Here are my issues/questions/observations so far:
- If the Note and Trust Deed were originally placed inside the REMIC years ago, as they should have been, the PSA already gave the Master Servicer or sub-servicer, the power to foreclose. If so, the LPOA would be completely unnecessary, since they already had these powers.

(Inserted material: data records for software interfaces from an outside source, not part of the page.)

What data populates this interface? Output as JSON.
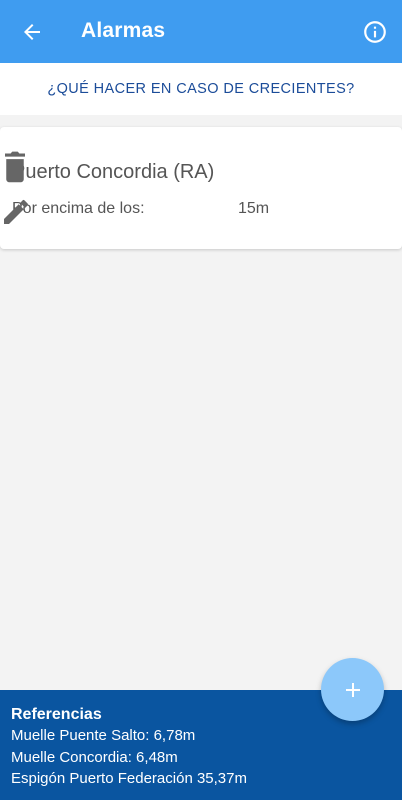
{
  "appbar": {
    "title": "Alarmas",
    "back_icon": "arrow-left-icon",
    "info_icon": "info-circle-icon",
    "color": "#3f9cf0"
  },
  "help_link": {
    "label": "¿QUÉ HACER EN CASO DE CRECIENTES?"
  },
  "alarm": {
    "station": "Puerto Concordia (RA)",
    "condition_label": "Por encima de los:",
    "condition_value": "15m",
    "delete_icon": "trash-icon",
    "edit_icon": "pencil-icon"
  },
  "references": {
    "heading": "Referencias",
    "items": [
      "Muelle Puente Salto: 6,78m",
      "Muelle Concordia: 6,48m",
      "Espigón Puerto Federación 35,37m"
    ],
    "color": "#0a55a0"
  },
  "fab": {
    "icon": "plus-icon",
    "color": "#8cc8fa"
  }
}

- How can a LPOA be used to empower unidentified and unnamed persons in a company to act? Traditionally, powers of attorney are used to delegate authority to a specified individual. To have a power of attorney from one corporation [with an unlimited existence] to another corporation [with an unlimited existence] delegates power perpetually. This has never been the traditional purpose or use of a Power of Attorney – and it fact, subverts a corporation’s authority. This sham is reminiscent of the old MERS “Assistant Secretary” scam, where the Board of Directors gave blanket officer designations to it members for use in their foreclosures.
- If the LPOA delegates foreclosure authority to persons outside the REMIC structure, doesn’t that circumvent the purpose and intent of the PSA that identifies who has the power to foreclose?

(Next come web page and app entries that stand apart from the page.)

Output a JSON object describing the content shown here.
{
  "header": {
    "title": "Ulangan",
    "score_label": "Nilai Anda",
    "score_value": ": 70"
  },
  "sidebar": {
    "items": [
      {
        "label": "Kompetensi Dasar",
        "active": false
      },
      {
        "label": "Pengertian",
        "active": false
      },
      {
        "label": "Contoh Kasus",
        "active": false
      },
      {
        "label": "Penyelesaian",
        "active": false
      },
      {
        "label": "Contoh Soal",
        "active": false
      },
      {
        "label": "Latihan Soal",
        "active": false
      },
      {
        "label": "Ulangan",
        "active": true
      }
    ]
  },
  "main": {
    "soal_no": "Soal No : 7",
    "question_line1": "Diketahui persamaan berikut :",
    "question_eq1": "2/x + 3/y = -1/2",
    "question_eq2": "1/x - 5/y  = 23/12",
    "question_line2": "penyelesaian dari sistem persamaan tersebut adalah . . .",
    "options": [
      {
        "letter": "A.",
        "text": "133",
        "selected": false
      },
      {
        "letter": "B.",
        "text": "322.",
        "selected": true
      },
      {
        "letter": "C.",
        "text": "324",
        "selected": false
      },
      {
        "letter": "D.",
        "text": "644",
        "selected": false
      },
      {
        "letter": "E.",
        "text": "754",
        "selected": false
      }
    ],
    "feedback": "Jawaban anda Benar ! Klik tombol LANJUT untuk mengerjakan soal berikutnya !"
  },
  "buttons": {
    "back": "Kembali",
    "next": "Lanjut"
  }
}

- If the loan documents never made it into the REMIC before its Closing Date – i.e. the date all notes, trust deeds, and mortgages were to be delivered – how can the REMIC’s Trustee later delegate power to a servicer to foreclose a property that was never inside the REMIC?
- What happens after the foreclosure by the Servicer, acting as Attorney-in-Fact on behalf of the REMIC Trustee? If the right of foreclosure never resided with the REMIC Trustee because the loan paperwork was never deposited there, then the foreclosure proceeds or the recovered property don’t belong there either.
- What scrutiny are the title companies giving to this ruse? Traditionally, title companies are very skittish about powers of attorney appearing in the chain of title, since it is a risk they insure against. That being the case, they place stringent requirements on the terms and authority in the document. When title companies issue a Trustee Sale Guarantee [for a non-judicial foreclosure] or a Litigation Report [for a judicial foreclosure] to a Big Bank doing the foreclosure, are they excluding or limiting coverage for “excess of authority” problems that might arise if the foreclosing Servicer didn’t actually acquire any authority because the REMIC Trustee had none to delegate? My suspicion, unfortunately, is that this problem has already been addressed and resolved. I suspect the Big Banks have said [expressly or impliedly]: “If you want our continued business, you’ll cover our backs on this. If you won’t cooperate, we’ll find a company that will.”
I also suspect that with the passage of time, more issues will arise. But as it stands today, it appears that the Big Banks are still looking for a work-around in order to deal with the documentation mess they created several years ago. Stay tuned!